7.1 This chapter discusses issues concerning decision-making ability that have implications for access to justice. Persons with disability may be involved in court processes in a number of different roles, including as parties and witnesses in criminal and civil proceedings.
7.2 In this chapter, the ALRC examines a range of Commonwealth laws and legal frameworks affecting people involved in court proceedings. The issues discussed affect people as:
- defendants in criminal proceedings—the concept of unfitness to stand trial;
- parties to civil proceedings—the appointment and role of litigation representatives;
- witnesses in criminal or civil proceedings—giving evidence as a witness, and consenting to the taking of forensic samples; and
- potential jurors—qualification for jury service.
7.3 In each of these areas there are existing tests of a person’s capacity to exercise legal rights or to participate in legal processes. The ALRC recommends that these tests should be reformed consistently with the National Decision-Making Principles, based on art 12 of the United Nations Convention on the Rights of Persons with Disabilities (CRPD) and other sources.
7.4 Generally, the ALRC recommends that these tests be reformulated to focus on whether, and to what extent, a person can be supported to play their role in the justice system, rather than on whether they have capacity to play such a role at all. By providing models in Commonwealth laws, the ALRC also seeks to inform and provide a catalyst for reform of state and territory laws.
7.5 An important theme is the tension between laws that are intended to operate in a ‘protective’ manner—for example, in order to ensure a fair trial—and increasing demands for equal participation, in legal processes, of persons who require decision-making support.
The issues discussed in this chapter do not arise in the same way in tribunal proceedings, which involve merits review of government decisions, and are generally less formal and adversarial than in the courts.

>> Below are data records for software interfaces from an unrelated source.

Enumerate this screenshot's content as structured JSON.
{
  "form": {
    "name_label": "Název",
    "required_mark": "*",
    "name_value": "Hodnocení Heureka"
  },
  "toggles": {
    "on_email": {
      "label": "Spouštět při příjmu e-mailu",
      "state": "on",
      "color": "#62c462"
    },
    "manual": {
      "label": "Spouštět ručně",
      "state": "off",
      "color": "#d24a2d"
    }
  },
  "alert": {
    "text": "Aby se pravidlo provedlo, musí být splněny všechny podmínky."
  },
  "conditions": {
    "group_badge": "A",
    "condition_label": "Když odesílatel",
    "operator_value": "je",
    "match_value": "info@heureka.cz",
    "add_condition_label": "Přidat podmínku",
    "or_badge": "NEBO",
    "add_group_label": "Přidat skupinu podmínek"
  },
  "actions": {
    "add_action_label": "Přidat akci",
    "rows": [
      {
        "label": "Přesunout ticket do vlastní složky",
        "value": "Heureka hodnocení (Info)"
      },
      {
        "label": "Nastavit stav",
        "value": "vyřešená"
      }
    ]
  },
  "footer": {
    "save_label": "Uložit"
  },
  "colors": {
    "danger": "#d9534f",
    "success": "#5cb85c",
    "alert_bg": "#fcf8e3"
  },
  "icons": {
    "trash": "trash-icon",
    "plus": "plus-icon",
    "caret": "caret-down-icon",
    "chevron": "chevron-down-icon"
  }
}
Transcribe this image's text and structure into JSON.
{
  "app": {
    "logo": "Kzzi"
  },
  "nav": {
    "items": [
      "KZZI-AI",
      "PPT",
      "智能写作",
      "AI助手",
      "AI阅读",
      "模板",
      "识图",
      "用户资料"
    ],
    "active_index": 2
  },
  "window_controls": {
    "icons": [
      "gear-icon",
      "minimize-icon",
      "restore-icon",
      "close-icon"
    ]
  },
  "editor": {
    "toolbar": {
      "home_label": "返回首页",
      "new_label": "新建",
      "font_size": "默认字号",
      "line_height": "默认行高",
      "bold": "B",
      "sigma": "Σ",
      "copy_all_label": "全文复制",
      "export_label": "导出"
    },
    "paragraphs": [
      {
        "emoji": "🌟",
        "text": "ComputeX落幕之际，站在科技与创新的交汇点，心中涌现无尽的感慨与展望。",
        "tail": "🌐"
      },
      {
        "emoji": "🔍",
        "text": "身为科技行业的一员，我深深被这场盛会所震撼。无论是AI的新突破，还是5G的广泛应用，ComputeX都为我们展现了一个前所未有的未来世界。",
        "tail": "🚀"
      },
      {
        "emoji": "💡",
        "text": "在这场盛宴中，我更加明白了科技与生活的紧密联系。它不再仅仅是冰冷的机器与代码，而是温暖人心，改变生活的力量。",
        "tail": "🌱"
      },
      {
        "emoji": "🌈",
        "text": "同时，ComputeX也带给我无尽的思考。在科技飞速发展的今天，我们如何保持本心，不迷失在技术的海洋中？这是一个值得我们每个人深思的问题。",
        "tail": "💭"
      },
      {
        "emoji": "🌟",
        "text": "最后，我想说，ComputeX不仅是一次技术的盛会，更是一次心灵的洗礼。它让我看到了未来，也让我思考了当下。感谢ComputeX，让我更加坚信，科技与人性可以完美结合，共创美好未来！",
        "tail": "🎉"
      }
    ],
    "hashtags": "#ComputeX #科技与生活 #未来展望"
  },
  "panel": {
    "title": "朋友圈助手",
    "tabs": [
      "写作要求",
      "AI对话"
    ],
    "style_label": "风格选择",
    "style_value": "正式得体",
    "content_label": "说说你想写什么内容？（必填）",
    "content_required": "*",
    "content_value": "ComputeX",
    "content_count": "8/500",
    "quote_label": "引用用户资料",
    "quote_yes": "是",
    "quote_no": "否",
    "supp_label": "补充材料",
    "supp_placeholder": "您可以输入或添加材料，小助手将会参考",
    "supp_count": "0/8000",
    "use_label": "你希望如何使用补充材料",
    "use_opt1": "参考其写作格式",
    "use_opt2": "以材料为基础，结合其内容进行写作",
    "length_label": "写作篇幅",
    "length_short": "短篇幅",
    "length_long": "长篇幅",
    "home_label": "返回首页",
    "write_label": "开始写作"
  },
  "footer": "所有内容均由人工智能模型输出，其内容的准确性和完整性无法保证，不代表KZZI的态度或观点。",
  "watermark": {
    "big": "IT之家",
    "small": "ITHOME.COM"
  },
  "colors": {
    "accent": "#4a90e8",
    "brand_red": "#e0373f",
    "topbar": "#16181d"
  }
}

There is no equivalent, for example, of rules about the competency of witnesses: see Matthew Groves, ‘Do Administrative Tribunals Have to Be Satisfied of the Competence of Parties Before Them?’ (2013) 20 Psychiatry, Psychology and Law 133.
See Ch 3.